Reproduce the records below in full and word for word, excluding pictures.

Data records
━━━━━━

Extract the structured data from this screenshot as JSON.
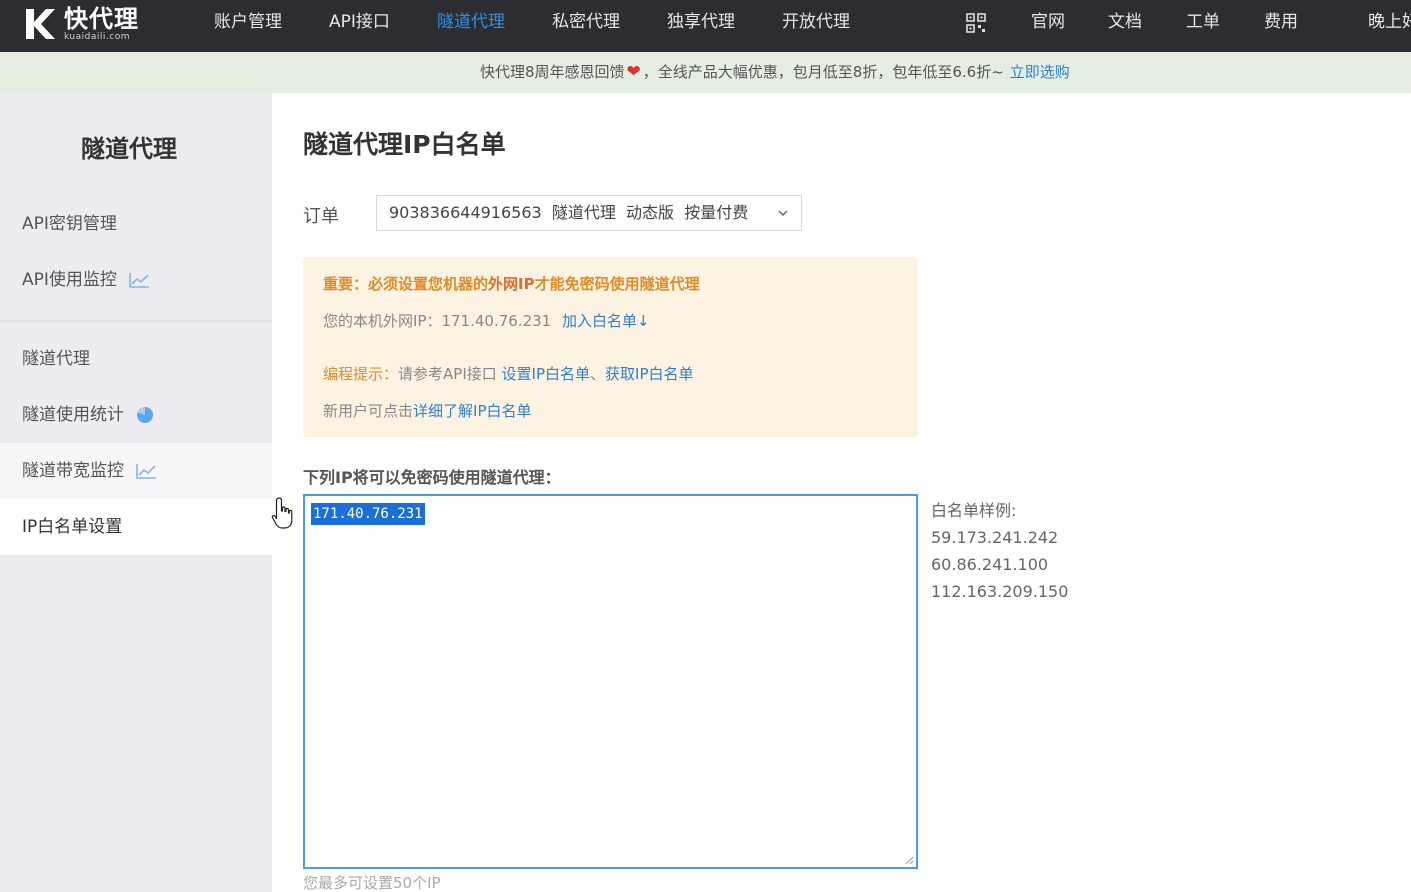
{
  "brand": {
    "title": "快代理",
    "sub": "kuaidaili.com"
  },
  "nav": {
    "items": [
      "账户管理",
      "API接口",
      "隧道代理",
      "私密代理",
      "独享代理",
      "开放代理"
    ],
    "active_index": 2,
    "right_items": [
      "官网",
      "文档",
      "工单",
      "费用",
      "晚上好"
    ],
    "qr_icon": "qr-code-icon"
  },
  "promo": {
    "text_before": "快代理8周年感恩回馈",
    "heart": "❤",
    "text_after": "，全线产品大幅优惠，包月低至8折，包年低至6.6折~",
    "link": "立即选购"
  },
  "sidebar": {
    "title": "隧道代理",
    "items": [
      {
        "label": "API密钥管理",
        "icon": ""
      },
      {
        "label": "API使用监控",
        "icon": "line-chart-icon"
      },
      {
        "label": "隧道代理",
        "icon": ""
      },
      {
        "label": "隧道使用统计",
        "icon": "pie-chart-icon"
      },
      {
        "label": "隧道带宽监控",
        "icon": "line-chart-icon"
      },
      {
        "label": "IP白名单设置",
        "icon": ""
      }
    ],
    "hover_index": 4,
    "active_index": 5
  },
  "main": {
    "title": "隧道代理IP白名单",
    "order_label": "订单",
    "order_value": "903836644916563  隧道代理  动态版  按量付费",
    "notice": {
      "important_prefix": "重要：必须设置您机器的",
      "important_highlight": "外网IP",
      "important_suffix": "才能免密码使用隧道代理",
      "local_ip_label": "您的本机外网IP：171.40.76.231",
      "add_link": "加入白名单↓",
      "tip_label": "编程提示：",
      "tip_text": "请参考API接口",
      "tip_link1": "设置IP白名单",
      "tip_sep": "、",
      "tip_link2": "获取IP白名单",
      "newuser_text": "新用户可点击",
      "newuser_link": "详细了解IP白名单"
    },
    "list_label": "下列IP将可以免密码使用隧道代理：",
    "ip_list_value": "171.40.76.231",
    "max_hint": "您最多可设置50个IP",
    "sample": {
      "title": "白名单样例:",
      "ips": [
        "59.173.241.242",
        "60.86.241.100",
        "112.163.209.150"
      ]
    }
  },
  "colors": {
    "nav_bg": "#2b2d30",
    "accent": "#2f8fe6",
    "promo_bg": "#e4efe1",
    "notice_bg": "#fdf3e2",
    "notice_orange": "#e08b2a",
    "sidebar_bg": "#ececf1"
  }
}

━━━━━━

**The completed task:**
Extract the structured data from this screenshot as JSON.
{
  "brand": {
    "title": "快代理",
    "sub": "kuaidaili.com"
  },
  "nav": {
    "items": [
      "账户管理",
      "API接口",
      "隧道代理",
      "私密代理",
      "独享代理",
      "开放代理"
    ],
    "active_index": 2,
    "right_items": [
      "官网",
      "文档",
      "工单",
      "费用",
      "晚上好"
    ],
    "qr_icon": "qr-code-icon"
  },
  "promo": {
    "text_before": "快代理8周年感恩回馈",
    "heart": "❤",
    "text_after": "，全线产品大幅优惠，包月低至8折，包年低至6.6折~",
    "link": "立即选购"
  },
  "sidebar": {
    "title": "隧道代理",
    "items": [
      {
        "label": "API密钥管理",
        "icon": ""
      },
      {
        "label": "API使用监控",
        "icon": "line-chart-icon"
      },
      {
        "label": "隧道代理",
        "icon": ""
      },
      {
        "label": "隧道使用统计",
        "icon": "pie-chart-icon"
      },
      {
        "label": "隧道带宽监控",
        "icon": "line-chart-icon"
      },
      {
        "label": "IP白名单设置",
        "icon": ""
      }
    ],
    "hover_index": 4,
    "active_index": 5
  },
  "main": {
    "title": "隧道代理IP白名单",
    "order_label": "订单",
    "order_value": "903836644916563  隧道代理  动态版  按量付费",
    "notice": {
      "important_prefix": "重要：必须设置您机器的",
      "important_highlight": "外网IP",
      "important_suffix": "才能免密码使用隧道代理",
      "local_ip_label": "您的本机外网IP：171.40.76.231",
      "add_link": "加入白名单↓",
      "tip_label": "编程提示：",
      "tip_text": "请参考API接口",
      "tip_link1": "设置IP白名单",
      "tip_sep": "、",
      "tip_link2": "获取IP白名单",
      "newuser_text": "新用户可点击",
      "newuser_link": "详细了解IP白名单"
    },
    "list_label": "下列IP将可以免密码使用隧道代理：",
    "ip_list_value": "171.40.76.231",
    "max_hint": "您最多可设置50个IP",
    "sample": {
      "title": "白名单样例:",
      "ips": [
        "59.173.241.242",
        "60.86.241.100",
        "112.163.209.150"
      ]
    }
  },
  "colors": {
    "nav_bg": "#2b2d30",
    "accent": "#2f8fe6",
    "promo_bg": "#e4efe1",
    "notice_bg": "#fdf3e2",
    "notice_orange": "#e08b2a",
    "sidebar_bg": "#ececf1"
  }
}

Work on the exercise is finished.